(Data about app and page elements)
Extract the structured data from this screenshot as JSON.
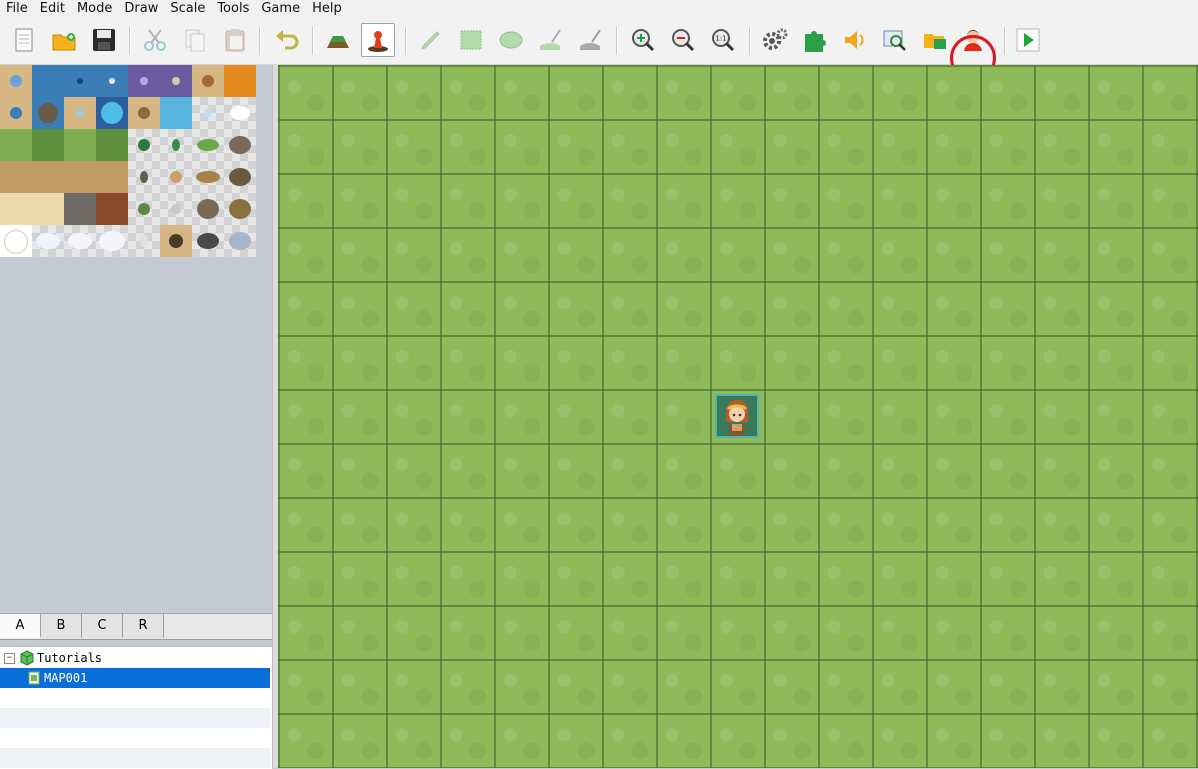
{
  "menu": [
    "File",
    "Edit",
    "Mode",
    "Draw",
    "Scale",
    "Tools",
    "Game",
    "Help"
  ],
  "toolbar": {
    "buttons": [
      {
        "icon": "new-project-icon",
        "state": "enabled"
      },
      {
        "icon": "open-project-icon",
        "state": "enabled"
      },
      {
        "icon": "save-project-icon",
        "state": "enabled"
      },
      {
        "icon": "cut-icon",
        "state": "disabled"
      },
      {
        "icon": "copy-icon",
        "state": "disabled"
      },
      {
        "icon": "paste-icon",
        "state": "disabled"
      },
      {
        "icon": "undo-icon",
        "state": "enabled"
      },
      {
        "icon": "map-mode-icon",
        "state": "enabled"
      },
      {
        "icon": "event-mode-icon",
        "state": "active"
      },
      {
        "icon": "pencil-icon",
        "state": "disabled"
      },
      {
        "icon": "rectangle-icon",
        "state": "disabled"
      },
      {
        "icon": "ellipse-icon",
        "state": "disabled"
      },
      {
        "icon": "flood-fill-icon",
        "state": "disabled"
      },
      {
        "icon": "shadow-pen-icon",
        "state": "disabled"
      },
      {
        "icon": "zoom-in-icon",
        "state": "enabled"
      },
      {
        "icon": "zoom-out-icon",
        "state": "enabled"
      },
      {
        "icon": "actual-size-icon",
        "state": "enabled",
        "label": "1:1"
      },
      {
        "icon": "database-icon",
        "state": "enabled"
      },
      {
        "icon": "plugin-manager-icon",
        "state": "enabled"
      },
      {
        "icon": "sound-test-icon",
        "state": "enabled"
      },
      {
        "icon": "event-searcher-icon",
        "state": "enabled"
      },
      {
        "icon": "resource-manager-icon",
        "state": "enabled"
      },
      {
        "icon": "character-generator-icon",
        "state": "enabled",
        "highlighted": true
      },
      {
        "icon": "playtest-icon",
        "state": "enabled"
      }
    ]
  },
  "tileset_tabs": [
    "A",
    "B",
    "C",
    "R"
  ],
  "active_tab": "A",
  "map_tree": {
    "project": "Tutorials",
    "maps": [
      "MAP001"
    ],
    "selected": "MAP001"
  },
  "colors": {
    "highlight_ring": "#e0141c",
    "selection": "#0a6ed8",
    "grass": "#8fba5a"
  },
  "map": {
    "columns": 17,
    "rows": 13,
    "player_start": {
      "col": 8,
      "row": 6
    }
  }
}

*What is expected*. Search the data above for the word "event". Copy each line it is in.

*Output for this task*.
        "icon": "event-mode-icon",
        "icon": "event-searcher-icon",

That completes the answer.